Iran is still amassing refined uranium -- material which can be used to make bombs if enriched much further -- and it is showing no sign of backing down in the long-running international dispute over its atomic ambitions.

“There definitely has been sort of a de-escalation of the situation,” Kile said. But, he added, “I don’t see that as being necessarily something more permanent or lasting.”


Analysts say Iran’s nuclear work has been experiencing technical difficulties for several years, partly because it is using enrichment centrifuges adapted from a smuggled 1970s European design which is prone to overheating and vibration.

Iran is testing an advanced, more durable model able to refine uranium two or three times faster, and says it intends to introduce it for production in the near future.

But the sanctions, which ban trade in nuclear-related technology and equipment, may make this more difficult.

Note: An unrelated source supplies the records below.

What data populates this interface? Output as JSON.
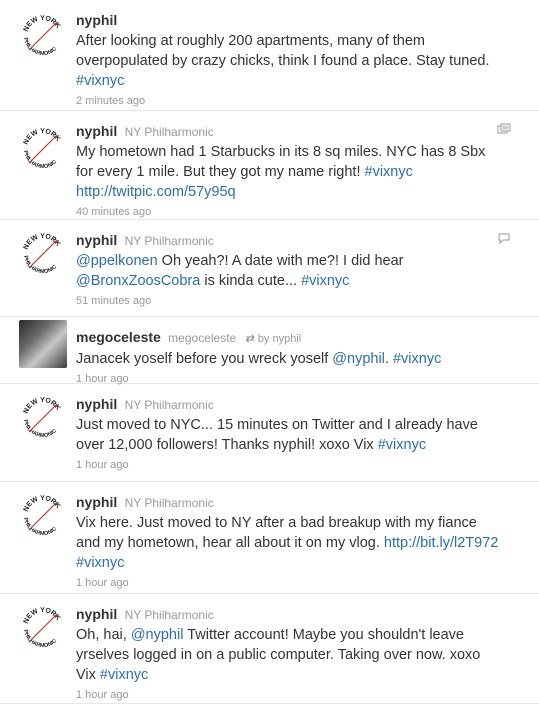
{
  "tweets": [
    {
      "avatar": "ny-philharmonic-logo",
      "screen_name": "nyphil",
      "full_name": "",
      "lines": [
        [
          {
            "t": "After looking at roughly 200 apartments, many of them"
          }
        ],
        [
          {
            "t": "overpopulated by crazy chicks, think I found a place. Stay tuned."
          }
        ],
        [
          {
            "t": "#vixnyc",
            "link": true
          }
        ]
      ],
      "time": "2 minutes ago"
    },
    {
      "avatar": "ny-philharmonic-logo",
      "screen_name": "nyphil",
      "full_name": "NY Philharmonic",
      "icon": "gallery-icon",
      "lines": [
        [
          {
            "t": "My hometown had 1 Starbucks in its 8 sq miles. NYC has 8 Sbx"
          }
        ],
        [
          {
            "t": "for every 1 mile. But they got my name right! "
          },
          {
            "t": "#vixnyc",
            "link": true
          }
        ],
        [
          {
            "t": "http://twitpic.com/57y95q",
            "link": true
          }
        ]
      ],
      "time": "40 minutes ago"
    },
    {
      "avatar": "ny-philharmonic-logo",
      "screen_name": "nyphil",
      "full_name": "NY Philharmonic",
      "icon": "conversation-icon",
      "lines": [
        [
          {
            "t": "@ppelkonen",
            "link": true
          },
          {
            "t": " Oh yeah?! A date with me?! I did hear"
          }
        ],
        [
          {
            "t": "@BronxZoosCobra",
            "link": true
          },
          {
            "t": " is kinda cute... "
          },
          {
            "t": "#vixnyc",
            "link": true
          }
        ]
      ],
      "time": "51 minutes ago"
    },
    {
      "avatar": "user-photo",
      "screen_name": "megoceleste",
      "full_name": "megoceleste",
      "retweet": {
        "icon": "retweet-icon",
        "label": "by nyphil"
      },
      "lines": [
        [
          {
            "t": "Janacek yoself before you wreck yoself "
          },
          {
            "t": "@nyphil",
            "link": true
          },
          {
            "t": ". "
          },
          {
            "t": "#vixnyc",
            "link": true
          }
        ]
      ],
      "time": "1 hour ago"
    },
    {
      "avatar": "ny-philharmonic-logo",
      "screen_name": "nyphil",
      "full_name": "NY Philharmonic",
      "lines": [
        [
          {
            "t": "Just moved to NYC... 15 minutes on Twitter and I already have"
          }
        ],
        [
          {
            "t": "over 12,000 followers! Thanks nyphil! xoxo Vix "
          },
          {
            "t": "#vixnyc",
            "link": true
          }
        ]
      ],
      "time": "1 hour ago"
    },
    {
      "avatar": "ny-philharmonic-logo",
      "screen_name": "nyphil",
      "full_name": "NY Philharmonic",
      "lines": [
        [
          {
            "t": "Vix here. Just moved to NY after a bad breakup with my fiance"
          }
        ],
        [
          {
            "t": "and my hometown, hear all about it on my vlog. "
          },
          {
            "t": "http://bit.ly/l2T972",
            "link": true
          }
        ],
        [
          {
            "t": "#vixnyc",
            "link": true
          }
        ]
      ],
      "time": "1 hour ago"
    },
    {
      "avatar": "ny-philharmonic-logo",
      "screen_name": "nyphil",
      "full_name": "NY Philharmonic",
      "lines": [
        [
          {
            "t": "Oh, hai, "
          },
          {
            "t": "@nyphil",
            "link": true
          },
          {
            "t": " Twitter account! Maybe you shouldn't leave"
          }
        ],
        [
          {
            "t": "yrselves logged in on a public computer. Taking over now. xoxo"
          }
        ],
        [
          {
            "t": "Vix "
          },
          {
            "t": "#vixnyc",
            "link": true
          }
        ]
      ],
      "time": "1 hour ago"
    }
  ],
  "logo": {
    "top_text": "NEW YORK",
    "bottom_text": "PHILHARMONIC"
  },
  "colors": {
    "link": "#2a6eb0",
    "text": "#333333",
    "meta": "#999999",
    "divider": "#e8e8e8"
  }
}
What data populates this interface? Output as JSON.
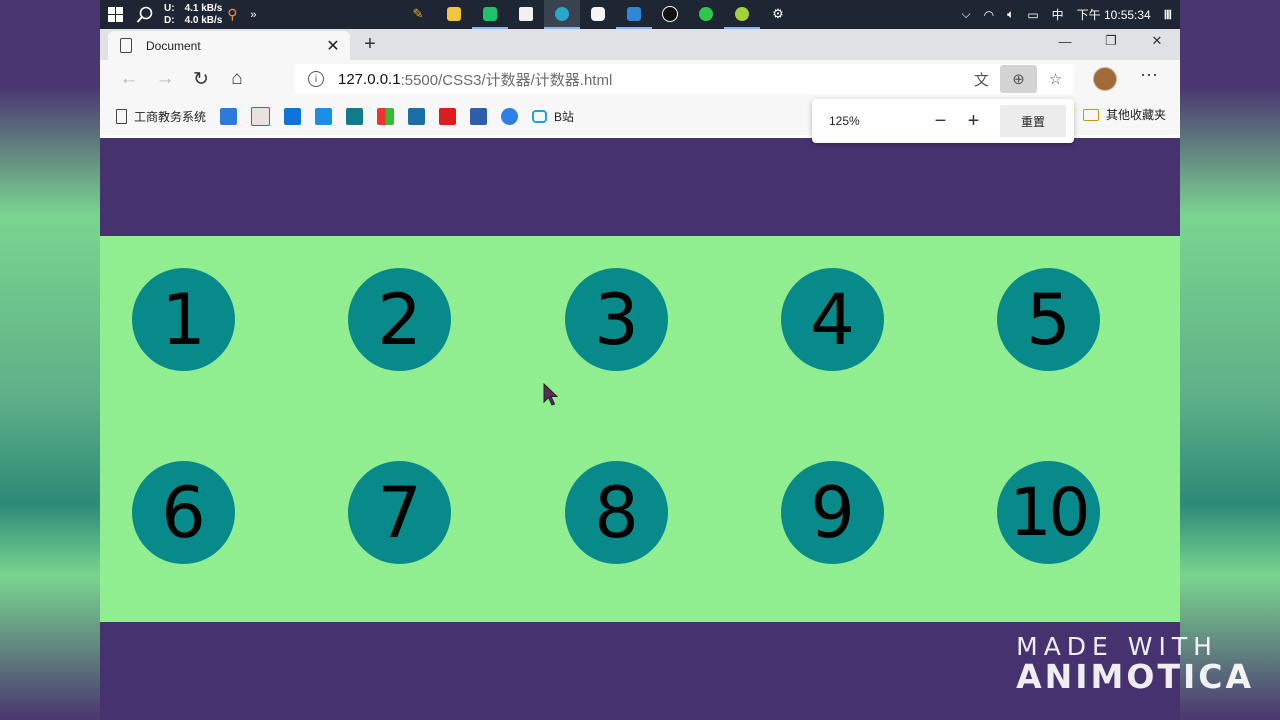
{
  "taskbar": {
    "net_upload_label": "U:",
    "net_upload_value": "4.1 kB/s",
    "net_download_label": "D:",
    "net_download_value": "4.0 kB/s",
    "ime": "中",
    "clock": "下午 10:55:34"
  },
  "browser": {
    "tab_title": "Document",
    "url_host": "127.0.0.1",
    "url_path": ":5500/CSS3/计数器/计数器.html",
    "favorites": [
      {
        "label": "工商教务系统"
      },
      {
        "label": "B站"
      }
    ],
    "other_favorites": "其他收藏夹",
    "zoom": {
      "level": "125%",
      "reset_label": "重置"
    }
  },
  "page": {
    "circles": [
      "1",
      "2",
      "3",
      "4",
      "5",
      "6",
      "7",
      "8",
      "9",
      "10"
    ]
  },
  "watermark": {
    "line1": "MADE WITH",
    "line2": "ANIMOTICA"
  },
  "colors": {
    "purple_band": "#473270",
    "green_area": "#90ee90",
    "circle_fill": "#088a8b"
  }
}
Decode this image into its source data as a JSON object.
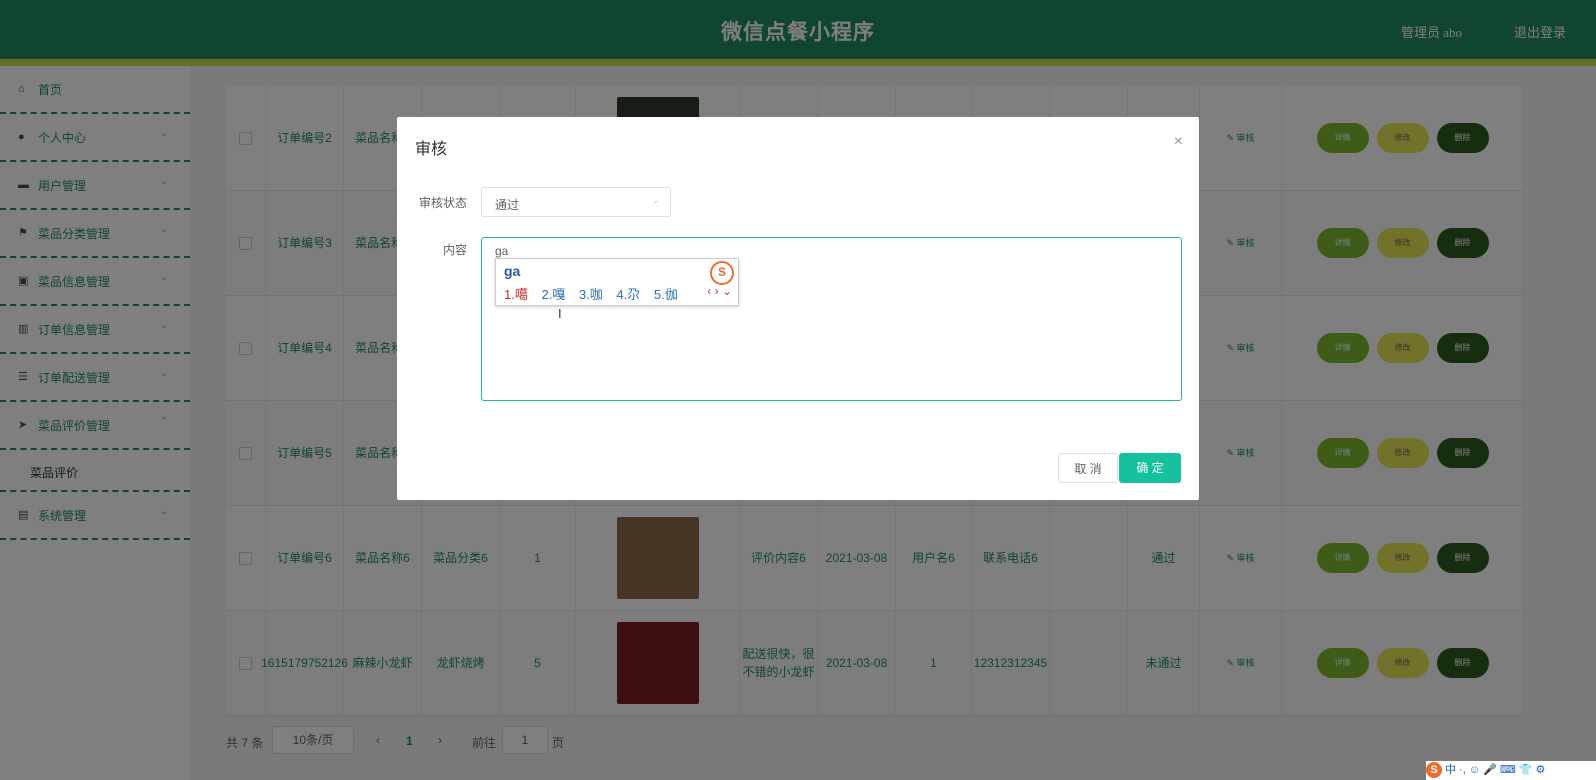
{
  "header": {
    "title": "微信点餐小程序",
    "user": "管理员 abo",
    "logout": "退出登录"
  },
  "sidebar": {
    "items": [
      {
        "label": "首页",
        "icon": "home-icon"
      },
      {
        "label": "个人中心",
        "icon": "user-icon"
      },
      {
        "label": "用户管理",
        "icon": "chat-icon"
      },
      {
        "label": "菜品分类管理",
        "icon": "flag-icon"
      },
      {
        "label": "菜品信息管理",
        "icon": "briefcase-icon"
      },
      {
        "label": "订单信息管理",
        "icon": "chart-icon"
      },
      {
        "label": "订单配送管理",
        "icon": "sliders-icon"
      },
      {
        "label": "菜品评价管理",
        "icon": "send-icon"
      },
      {
        "label": "系统管理",
        "icon": "clipboard-icon"
      }
    ],
    "sub_item": "菜品评价"
  },
  "table": {
    "rows": [
      {
        "order": "订单编号2",
        "dish": "菜品名称2",
        "category": "",
        "count": "",
        "content": "",
        "date": "",
        "user": "",
        "phone": "",
        "status": "",
        "thumb_color": "#2e3a2a"
      },
      {
        "order": "订单编号3",
        "dish": "菜品名称3",
        "category": "",
        "count": "",
        "content": "",
        "date": "",
        "user": "",
        "phone": "",
        "status": "",
        "thumb_color": "#5a4a30"
      },
      {
        "order": "订单编号4",
        "dish": "菜品名称4",
        "category": "",
        "count": "",
        "content": "",
        "date": "",
        "user": "",
        "phone": "",
        "status": "",
        "thumb_color": "#6a5a2a"
      },
      {
        "order": "订单编号5",
        "dish": "菜品名称5",
        "category": "",
        "count": "",
        "content": "",
        "date": "",
        "user": "",
        "phone": "",
        "status": "",
        "thumb_color": "#6b6a1e"
      },
      {
        "order": "订单编号6",
        "dish": "菜品名称6",
        "category": "菜品分类6",
        "count": "1",
        "content": "评价内容6",
        "date": "2021-03-08",
        "user": "用户名6",
        "phone": "联系电话6",
        "status": "通过",
        "thumb_color": "#8a6b4a"
      },
      {
        "order": "1615179752126",
        "dish": "麻辣小龙虾",
        "category": "龙虾烧烤",
        "count": "5",
        "content": "配送很快，很不错的小龙虾",
        "date": "2021-03-08",
        "user": "1",
        "phone": "12312312345",
        "status": "未通过",
        "thumb_color": "#7a1f1f"
      }
    ],
    "audit_label": "审核",
    "detail_label": "详情",
    "edit_label": "修改",
    "delete_label": "删除"
  },
  "pager": {
    "total": "共 7 条",
    "size": "10条/页",
    "current": "1",
    "goto": "前往",
    "page_input": "1",
    "page_unit": "页"
  },
  "dialog": {
    "title": "审核",
    "status_label": "审核状态",
    "status_value": "通过",
    "content_label": "内容",
    "content_value": "ga",
    "cancel": "取 消",
    "confirm": "确 定"
  },
  "ime": {
    "composition": "ga",
    "candidates": [
      "1.噶",
      "2.嘎",
      "3.咖",
      "4.尕",
      "5.伽"
    ]
  },
  "tray": {
    "text": "中 ·, ☺ 🎤 ⌨ 👕 ⚙"
  }
}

Signs of foreign sabotage, such as the Stuxnet computer worm which some experts believe was aimed at Iran’s enrichment activities, could also be a factor.

“For many years, governments have pursued methods to disrupt Iran’s ability to procure goods illegally overseas for its nuclear programme,” experts of the U.S.-based Institute for Science and International Security wrote in an analysis.

“Such overt and covert disruption activities have had significant effect in slowing Iran’s centrifuge programme,” David Albright, Paul Brannan and Christina Walrond added.

Iran rejects any suggestions that it is experiencing significant technical problems and last week announced a new “breakthrough” in its nuclear programme, saying it will make its own fuel for a research reactor later this year.

Western officials say tougher sanctions imposed on Iran since last year are hurting its economy and that this may force it to enter serious negotiations about its nuclear programme.

But no substantial progress was made when talks between Iran and six world powers resumed in Geneva last month, for the first time in more than a year, and expectations of a breakthrough are low ahead of a second round in Istanbul next week.

“Sanctions will not force Iran to capitulate,” Thielmann said. “It is also clear that negotiations will be a drawn-out and difficult process, requiring many months.”

Additional reporting by Dan Williams in Jerusalem; Editing by Samia Nakhoul